In Cuernavaca while attending a Spanish language school, Sabra and I took a long walk around the city. In the late afternoon, we opted to stop at a restaurant with a patio overlooking a park. Sabra ordered a beer, but I, using my newly acquired but limited Spanish, said I was hungry and asked for the menu. From the menu, I ordered a bowl of soup, which I thought was made with rice and beans.
Ten minutes later, our waiter brought out a bowl containing a red liquid. I tasted it and was surprised to find it was cold. But then there’s a soup call gazpacho, which is served cold, so I tasted again and found it spicy. But I like spicy, so I ladled it into my mouth in short order. Just as I was scraping the last spoonful out of the bottom of the bowl, the waiter returned with a tray loaded with a plate of bean and rice and another bowl this one with hot soup. It didn’t take a crime scene investigator to figure out what happened: I ate the salsa like it was the soup. The waiter looked startled, but kept his composure. As soon as the door to the kitchen closed behind him, however, I heard the crash of a tray to the floor and him blurt something out in rapid Spanish. I didn’t catch what he said but I’m sure it was something like, “The crazy American just ate a bowl of salsa like it was soup.” Or maybe he just told a funny joke. Either way the kitchen staff laughed loud and long.
While attending the university, I signed up for a study trip to Xicotopec, a small town a two-hour drive away from Mexico City. Besides me, a 55-year-old non-traditional student, there were another dozen traditional students, all in their early 20s. We received numerous lectures about not eating from the small food stands set up on just about every street corner.
The younger students followed the directive, but there was no way I wasn’t going to have street food. So when our group director wasn’t looking, I savored all sorts of victuals, some mysterious, but mostly tacos.
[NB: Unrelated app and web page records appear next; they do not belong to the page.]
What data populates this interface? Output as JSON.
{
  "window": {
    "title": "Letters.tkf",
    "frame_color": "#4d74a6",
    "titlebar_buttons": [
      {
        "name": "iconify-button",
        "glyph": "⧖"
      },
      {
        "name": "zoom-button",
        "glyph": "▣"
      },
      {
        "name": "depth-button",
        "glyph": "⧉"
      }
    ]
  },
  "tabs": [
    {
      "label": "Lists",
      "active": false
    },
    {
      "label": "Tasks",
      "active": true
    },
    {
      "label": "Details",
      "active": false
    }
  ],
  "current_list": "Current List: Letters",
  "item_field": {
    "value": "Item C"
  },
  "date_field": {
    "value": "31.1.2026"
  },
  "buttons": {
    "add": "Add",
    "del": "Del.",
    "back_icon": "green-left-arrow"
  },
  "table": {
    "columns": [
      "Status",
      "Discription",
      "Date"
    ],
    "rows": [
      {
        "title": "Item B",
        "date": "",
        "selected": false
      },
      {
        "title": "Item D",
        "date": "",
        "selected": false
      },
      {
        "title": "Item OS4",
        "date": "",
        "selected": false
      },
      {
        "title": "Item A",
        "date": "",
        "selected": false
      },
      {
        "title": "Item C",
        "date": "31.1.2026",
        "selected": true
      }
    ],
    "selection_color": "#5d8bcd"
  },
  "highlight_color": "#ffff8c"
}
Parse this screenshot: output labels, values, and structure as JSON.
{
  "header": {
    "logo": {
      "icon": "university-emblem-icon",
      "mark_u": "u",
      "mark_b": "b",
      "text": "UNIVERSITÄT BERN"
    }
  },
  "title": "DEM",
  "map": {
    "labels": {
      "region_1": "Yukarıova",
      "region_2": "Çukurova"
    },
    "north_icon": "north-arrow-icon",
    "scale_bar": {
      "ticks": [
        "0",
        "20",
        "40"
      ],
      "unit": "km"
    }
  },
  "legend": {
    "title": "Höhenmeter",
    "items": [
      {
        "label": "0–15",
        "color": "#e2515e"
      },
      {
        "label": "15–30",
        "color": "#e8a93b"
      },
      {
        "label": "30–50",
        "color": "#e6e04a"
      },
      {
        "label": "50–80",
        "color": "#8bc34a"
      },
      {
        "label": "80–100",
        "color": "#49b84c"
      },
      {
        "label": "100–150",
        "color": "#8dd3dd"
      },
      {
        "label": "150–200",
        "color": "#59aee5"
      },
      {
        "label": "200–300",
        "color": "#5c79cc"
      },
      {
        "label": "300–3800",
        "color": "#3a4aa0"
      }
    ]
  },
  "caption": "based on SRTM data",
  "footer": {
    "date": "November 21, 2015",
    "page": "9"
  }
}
Long story short, every youngster on the trip got sick for at least a couple of days. Two had to go to the doctor and one even went home.
Not me, not so much as a burp or a fart.
On another trip, again to a resort in Playa Del Carmen, I played my profiling game. It works like this: I spy someone who is interesting looking and then make up a backstory of who they are. I might say to Sabra, “See that guy over there with the red hat, I’ll bet he’s a recently divorced accountant from Indiana that’s here working through his sorrows.” Then if I can, I’ll try to get near the person of interest, start a conversation and determine if I was correct.
I’m pretty good at, if I don’t say so myself.
On this particular trip, there was a lovely young woman in her mid-20s who came down to the beach every day with an older man. He dressed in fine linen, sporting a dapper white hat and carrying several pounds of elegance about him. The woman– did I mention she was very attractive– wore only the bottom of her tiny white bikini. Both had beautiful dark hair, brown eyes and a skin color somewhere between coffee and chocolate.
I decided they had to be from Morocco. He was old money, probably a land baron, maybe even royalty. She was a model and his mistress, I told Sabra matter-of-factly, “That’s a thing in Morocco.”
After about a week of this, the woman came to the beach without her gentleman friend and took up a lounge chair next to me. Trying to keep my eyes focused above her shoulders, I asked, “So, where are you from?”
“Cedar Rapids, Iowa,” she replied. “And you?”
My arm was sore the rest of the week from where Sabra punched me.